Judges 9:24, ESV: that the violence done to the seventy sons of Jerubbaal might come, and their blood be laid on Abimelech their brother, who killed them, and on the men of Shechem, who strengthened his hands to kill his brothers.

Judges 9:24, KJV: That the cruelty done to the threescore and ten sons of Jerubbaal might come, and their blood be laid upon Abimelech their brother, which slew them; and upon the men of Shechem, which aided him in the killing of his brethren.

Judges 9:24, NASB: so that the violence done to the seventy sons of Jerubbaal would come, and the responsibility for their blood would be placed on their brother Abimelech, who killed them, and on the leaders of Shechem, who encouraged him to kill his brothers.

Judges 9:24, NLT: God was punishing Abimelech for murdering Gideon's seventy sons, and the citizens of Shechem for supporting him in this treachery of murdering his brothers.

Judges 9:24, CSB: so that the crime against the seventy sons of Jerubbaal might come to justice and their blood would be avenged on their brother Abimelech, who killed them, and on the citizens of Shechem, who had helped him kill his brothers.

What does Judges 9:24 mean? [⇑ See verse text ⇑]

This verse shows God's motive in clear terms: He is repaying both Abimelech and the leaders of Shechem for the slaughter of Gideon's sons (Judges 9:1–6). Abimelech and his hired goons were the ones to kill the sons of Jerubbaal (Judges 6:32), but the leaders of Shechem arranged for that to happen. They paid for the hoodlums who helped Abimelech, and accepted his demand to become their ruler.

The blood of the sons of God's deliverer (Judges 6:11–12; 8:33–34) was on the hands of Abimelech and his subjects. Both would be made to pay by the Lord Himself.

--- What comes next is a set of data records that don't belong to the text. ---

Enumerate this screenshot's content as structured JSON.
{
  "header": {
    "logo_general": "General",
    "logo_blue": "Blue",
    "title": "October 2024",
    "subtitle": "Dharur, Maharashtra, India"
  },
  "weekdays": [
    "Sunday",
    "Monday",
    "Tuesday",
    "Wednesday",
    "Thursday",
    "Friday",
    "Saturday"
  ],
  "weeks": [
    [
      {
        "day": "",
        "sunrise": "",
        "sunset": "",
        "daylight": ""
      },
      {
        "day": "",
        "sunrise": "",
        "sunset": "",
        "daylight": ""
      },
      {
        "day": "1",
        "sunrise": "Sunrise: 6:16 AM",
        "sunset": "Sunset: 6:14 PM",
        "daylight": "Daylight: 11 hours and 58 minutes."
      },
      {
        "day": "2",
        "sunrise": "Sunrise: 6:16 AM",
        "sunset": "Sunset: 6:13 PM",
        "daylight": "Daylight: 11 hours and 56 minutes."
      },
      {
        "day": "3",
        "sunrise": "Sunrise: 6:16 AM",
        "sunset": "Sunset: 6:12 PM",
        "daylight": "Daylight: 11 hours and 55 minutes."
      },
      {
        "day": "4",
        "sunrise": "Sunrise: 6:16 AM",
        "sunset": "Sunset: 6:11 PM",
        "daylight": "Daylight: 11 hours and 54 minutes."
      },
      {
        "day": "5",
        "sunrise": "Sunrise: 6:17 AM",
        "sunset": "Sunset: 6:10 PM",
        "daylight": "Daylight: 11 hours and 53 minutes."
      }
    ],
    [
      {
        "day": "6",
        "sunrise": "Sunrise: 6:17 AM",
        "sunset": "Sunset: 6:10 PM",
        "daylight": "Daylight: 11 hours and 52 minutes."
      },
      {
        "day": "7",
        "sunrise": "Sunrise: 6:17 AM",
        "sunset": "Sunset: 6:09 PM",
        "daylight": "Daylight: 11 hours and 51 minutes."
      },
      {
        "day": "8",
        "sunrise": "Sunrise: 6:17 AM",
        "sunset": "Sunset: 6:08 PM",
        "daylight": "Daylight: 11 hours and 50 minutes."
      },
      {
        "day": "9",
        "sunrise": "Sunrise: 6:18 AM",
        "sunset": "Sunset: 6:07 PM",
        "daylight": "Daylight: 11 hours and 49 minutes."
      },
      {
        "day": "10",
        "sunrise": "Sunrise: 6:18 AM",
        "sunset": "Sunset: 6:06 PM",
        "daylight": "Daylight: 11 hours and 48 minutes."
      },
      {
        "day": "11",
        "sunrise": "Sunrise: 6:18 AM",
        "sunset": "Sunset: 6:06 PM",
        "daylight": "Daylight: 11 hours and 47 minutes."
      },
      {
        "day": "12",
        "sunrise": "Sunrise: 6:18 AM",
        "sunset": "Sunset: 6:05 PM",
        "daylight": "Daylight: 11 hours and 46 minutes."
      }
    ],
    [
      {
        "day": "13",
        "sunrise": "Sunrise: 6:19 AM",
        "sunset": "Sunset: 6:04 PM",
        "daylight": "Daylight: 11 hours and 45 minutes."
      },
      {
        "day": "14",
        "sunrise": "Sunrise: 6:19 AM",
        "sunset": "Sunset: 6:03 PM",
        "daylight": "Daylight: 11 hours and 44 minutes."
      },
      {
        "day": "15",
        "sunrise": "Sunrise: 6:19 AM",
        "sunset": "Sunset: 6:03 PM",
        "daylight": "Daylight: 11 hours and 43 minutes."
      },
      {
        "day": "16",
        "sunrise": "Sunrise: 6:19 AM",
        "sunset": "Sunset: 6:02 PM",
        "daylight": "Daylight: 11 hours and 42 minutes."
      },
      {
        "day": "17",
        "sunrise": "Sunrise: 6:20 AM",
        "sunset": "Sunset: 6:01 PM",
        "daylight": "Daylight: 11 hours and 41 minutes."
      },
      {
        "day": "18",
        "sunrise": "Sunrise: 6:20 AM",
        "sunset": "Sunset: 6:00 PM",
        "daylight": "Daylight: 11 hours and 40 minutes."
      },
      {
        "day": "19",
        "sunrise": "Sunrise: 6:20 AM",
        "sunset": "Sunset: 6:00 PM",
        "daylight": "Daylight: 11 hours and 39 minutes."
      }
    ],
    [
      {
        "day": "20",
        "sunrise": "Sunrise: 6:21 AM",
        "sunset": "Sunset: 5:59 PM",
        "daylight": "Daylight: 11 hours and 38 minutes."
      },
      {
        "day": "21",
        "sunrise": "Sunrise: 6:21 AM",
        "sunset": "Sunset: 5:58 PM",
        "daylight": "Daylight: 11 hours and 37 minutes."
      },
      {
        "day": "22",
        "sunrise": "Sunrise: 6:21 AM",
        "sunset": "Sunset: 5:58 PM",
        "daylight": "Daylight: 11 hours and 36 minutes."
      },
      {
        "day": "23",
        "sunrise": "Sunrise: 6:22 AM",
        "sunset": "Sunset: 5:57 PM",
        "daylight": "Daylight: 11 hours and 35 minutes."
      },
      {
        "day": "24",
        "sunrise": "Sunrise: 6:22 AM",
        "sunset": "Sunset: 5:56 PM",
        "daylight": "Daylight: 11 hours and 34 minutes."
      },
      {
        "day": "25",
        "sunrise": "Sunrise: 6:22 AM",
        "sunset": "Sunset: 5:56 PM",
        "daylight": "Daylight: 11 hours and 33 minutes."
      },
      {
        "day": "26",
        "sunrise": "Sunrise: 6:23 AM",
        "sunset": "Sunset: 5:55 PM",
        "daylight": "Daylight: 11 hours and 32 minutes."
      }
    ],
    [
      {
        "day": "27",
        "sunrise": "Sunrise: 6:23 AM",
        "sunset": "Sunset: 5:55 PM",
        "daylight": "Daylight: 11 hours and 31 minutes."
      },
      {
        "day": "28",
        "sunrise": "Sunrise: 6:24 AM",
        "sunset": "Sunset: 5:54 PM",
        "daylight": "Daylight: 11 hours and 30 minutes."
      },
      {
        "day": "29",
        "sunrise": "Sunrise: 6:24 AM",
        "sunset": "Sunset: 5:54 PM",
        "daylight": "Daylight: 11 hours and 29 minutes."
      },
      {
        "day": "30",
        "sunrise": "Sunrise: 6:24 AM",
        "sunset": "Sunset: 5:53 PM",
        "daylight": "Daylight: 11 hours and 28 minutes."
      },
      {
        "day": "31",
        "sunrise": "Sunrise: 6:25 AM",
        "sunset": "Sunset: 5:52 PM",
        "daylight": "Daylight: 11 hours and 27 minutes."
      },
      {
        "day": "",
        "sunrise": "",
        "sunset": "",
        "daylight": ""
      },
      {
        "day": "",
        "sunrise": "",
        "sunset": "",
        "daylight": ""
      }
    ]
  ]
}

The prior verse indicated God sent "an evil spirit" between Abimelech and the leaders of Shechem. This is not the only time Scripture mentions the Lord using this technique (1 Samuel 16:14). The terminology here might refer to a literal demon, or more likely, an attitude of hatred and anger. Either way, God drives these evildoers to destroy each other, in judgment against their sin.